Carpal tunnel syndrome (CTS) is a common condition that arises from increased pressure within the wrist on a nerve known as the median nerve. CTS often develops with extensive keyboard and mouse usage. This median nerve controls the movement and feeling of your thumb and the movement of all your fingers except your pinky. Early on in the condition, you may feel numbness and tingling sensation in your hands, and these symptoms may flare up when you are holding something with your wrist bent. However, as it exacerbates, you may have less grip strength due to the muscles in your hand shrinking. You may also experience increased pain and muscle cramping.

Physical therapy for carpal tunnel syndrome includes guided exercises to glide the nerve within the healing tunnel. Stretching exercises will also be employed to improve mobility of the wrist and fingers, and improve their overall function. If such a conservative treatment does not yield results, you may need to consider surgery to rectify it.

Pinched Nerves

Pinched nerves are not limited to only back-related injuries, but also in other areas of the body as well. A pinched nerve occurs when too much pressure is applied to a nerve by surrounding tissues, such as bones, cartilage, tendons, and muscles. This pressure will disrupt the nerve’s function, which will cause pain and weakness not only in the affected area, but can also spread to other regions of the body. For instance, a herniated disk in your lower spine may put pressure on a nerve root, causing pain that radiates down the back of your leg.
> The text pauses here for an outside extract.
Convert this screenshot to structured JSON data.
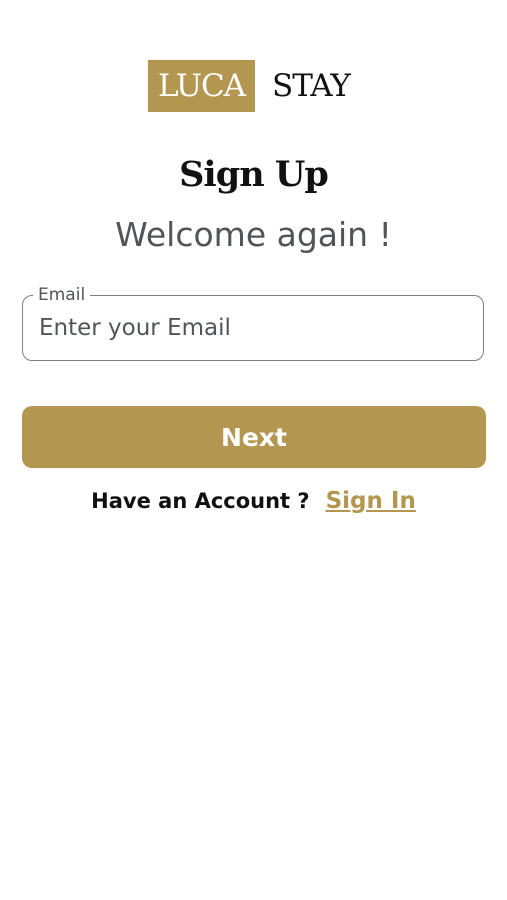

Physiotherapy stretches and strengthens the muscles in the affected area by way of manual therapy that includes joint mobilisation, massage, and exercise therapy. Such treatments work by manipulating the surrounding tissue, helping to decompress the nerves and, in turn, decreasing the pain and discomfort. For those experiencing chronic symptoms, your physical therapist may suggest shockwave therapy to stimulate healing.

Reclaim Your Quality of Life

Unfortunately, with the way that things are progressing, WFH will continue to be part of our lives and the risk of musculoskeletal injuries will not wane anytime soon. Prevention is better than cure, so be sure to equip your home with the right tools to promote an ergonomic workspace. This, however, does not guarantee that musculoskeletal injuries will not happen.

At Rapid Physiocare, we can give you the much-needed reprieve. Following a client-centric methodology, our team of professionals will help you not only alleviate the symptoms, but also improve your body’s condition such that the risk of musculoskeletal injuries is kept at a minimum. We will tailor your treatment plans according to your needs so that you can achieve optimal physical wellness.  Book an appointment with us to find out how we can help you.

 

References:

Bernard, B. P., & Putz-Anderson, V. (1997). Musculoskeletal disorders and workplace factors; a critical review of epidemiologic evidence for work-related musculoskeletal disorders of the neck, upper extremity, and low back.

Bachtiar, F., Maharani, F. T., & Utari, D. (2020, November). Musculoskeletal Disorder of Workers During Work From Home on Covid-19 Pandemic: A Descriptive Study. In International Conference of Health Development. Covid-19 and the Role of Healthcare Workers in the Industrial Era (ICHD 2020) (pp. 153-160). Atlantis Press.